Is the air in an aeroplane recycled throughout the journey?
Yes, it is re-cycled many times. This usually happens as 'bleed off' of engine intake air.
How an aeroplane without having any contact with land unlike a house on the land travelling in the air lands at the specified place when earth rotates speedily?
30 -35 minutes inside the tunnel. Quoting ROM Eurotunnel's website ... "What to expect during your journey "Passengers stay with their vehicle throughout the journey in bright, air-conditioned carriages. Sit back and relax, or get out and stretch your legs. The visual display screens offer information about your journey. Onboard staff will be happy to answer any questions. Whatever you choose to do, the 35 minute journey will be over much quicker than you think".
Whilst there were many endeavours to create an 'air plane' the first recognised successful designers of a heavier-than-air aeroplane were the Wright Brothers, who successfully kept their motorised air frame aloft for twelve seconds on December 17th, 1903. Brothers, Wilbur and Orville Wright first successfully flew glider planes in 1900 and began working on a motorised version of the aeroplane. This was at Kitty Hawk North Carolina.
It is air friction. An aeroplane flying into a headwind will use up much more fuel than an aeroplane flying with a tailwind. Air friction means that a feather would take much longer to reach the ground than a lead weight dropped from the same height.

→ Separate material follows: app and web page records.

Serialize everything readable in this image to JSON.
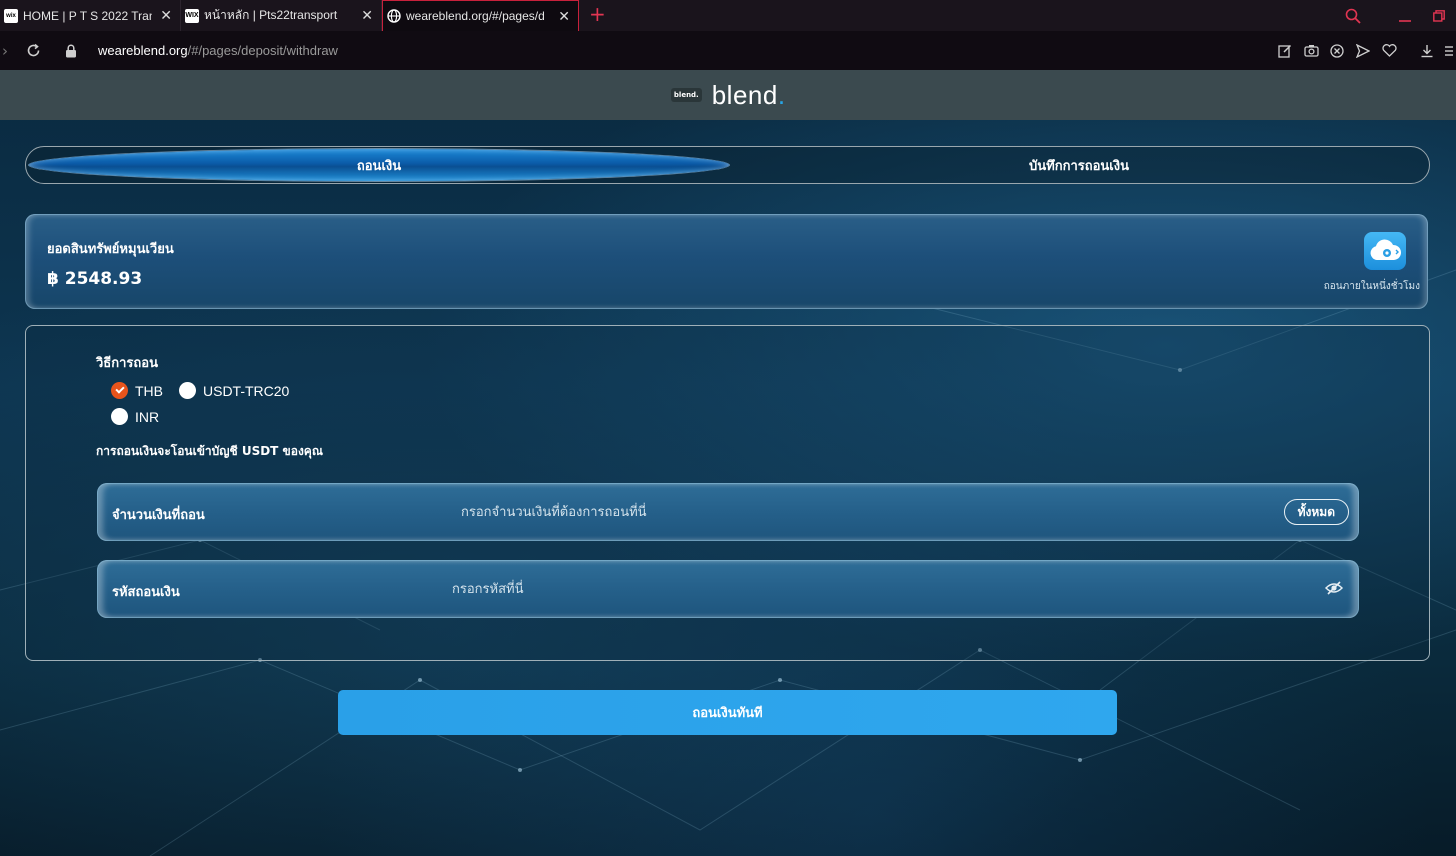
{
  "browser": {
    "tabs": [
      {
        "favicon": "wix",
        "title": "HOME | P T S 2022 Transpo",
        "active": false
      },
      {
        "favicon": "WIX",
        "title": "หน้าหลัก | Pts22transport",
        "active": false
      },
      {
        "favicon": "globe",
        "title": "weareblend.org/#/pages/d",
        "active": true
      }
    ],
    "new_tab_label": "+",
    "url_host": "weareblend.org",
    "url_path": "/#/pages/deposit/withdraw",
    "accent_color": "#e23552"
  },
  "header": {
    "logo_badge": "blend.",
    "logo_text": "blend",
    "logo_dot": "."
  },
  "tabs": {
    "withdraw": "ถอนเงิน",
    "history": "บันทึกการถอนเงิน"
  },
  "balance": {
    "label": "ยอดสินทรัพย์หมุนเวียน",
    "value": "฿ 2548.93",
    "note": "ถอนภายในหนึ่งชั่วโมง"
  },
  "method": {
    "title": "วิธีการถอน",
    "options": [
      {
        "label": "THB",
        "checked": true
      },
      {
        "label": "USDT-TRC20",
        "checked": false
      },
      {
        "label": "INR",
        "checked": false
      }
    ],
    "note": "การถอนเงินจะโอนเข้าบัญชี USDT ของคุณ"
  },
  "amount_field": {
    "label": "จำนวนเงินที่ถอน",
    "placeholder": "กรอกจำนวนเงินที่ต้องการถอนที่นี่",
    "all_button": "ทั้งหมด"
  },
  "password_field": {
    "label": "รหัสถอนเงิน",
    "placeholder": "กรอกรหัสที่นี่"
  },
  "submit_label": "ถอนเงินทันที"
}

Yet, if the feather and the lead weight were to be dropped in a vacuum (not subjected to air resistance) they would both reach the ground at the same…
During the journey, the tyre heats up and heats the air inside the tyre. The air then slightly increases in pressure. After the journey, the tyre cools down and the air cools down too, restoring the original pressure. It is best to inflate tyres when they are warm so the pressure is correct when they are running.
On commercial airliners the jet turbines are also used to cram air into small ducts (at very high pressure) which is mixed with recycled air and then bled back into the cabin through the air conditioning. On commercial airliners the jet turbines are also used to cram air into small ducts (at very high pressure) which is mixed with recycled air and then bled back into the cabin through the air conditioning.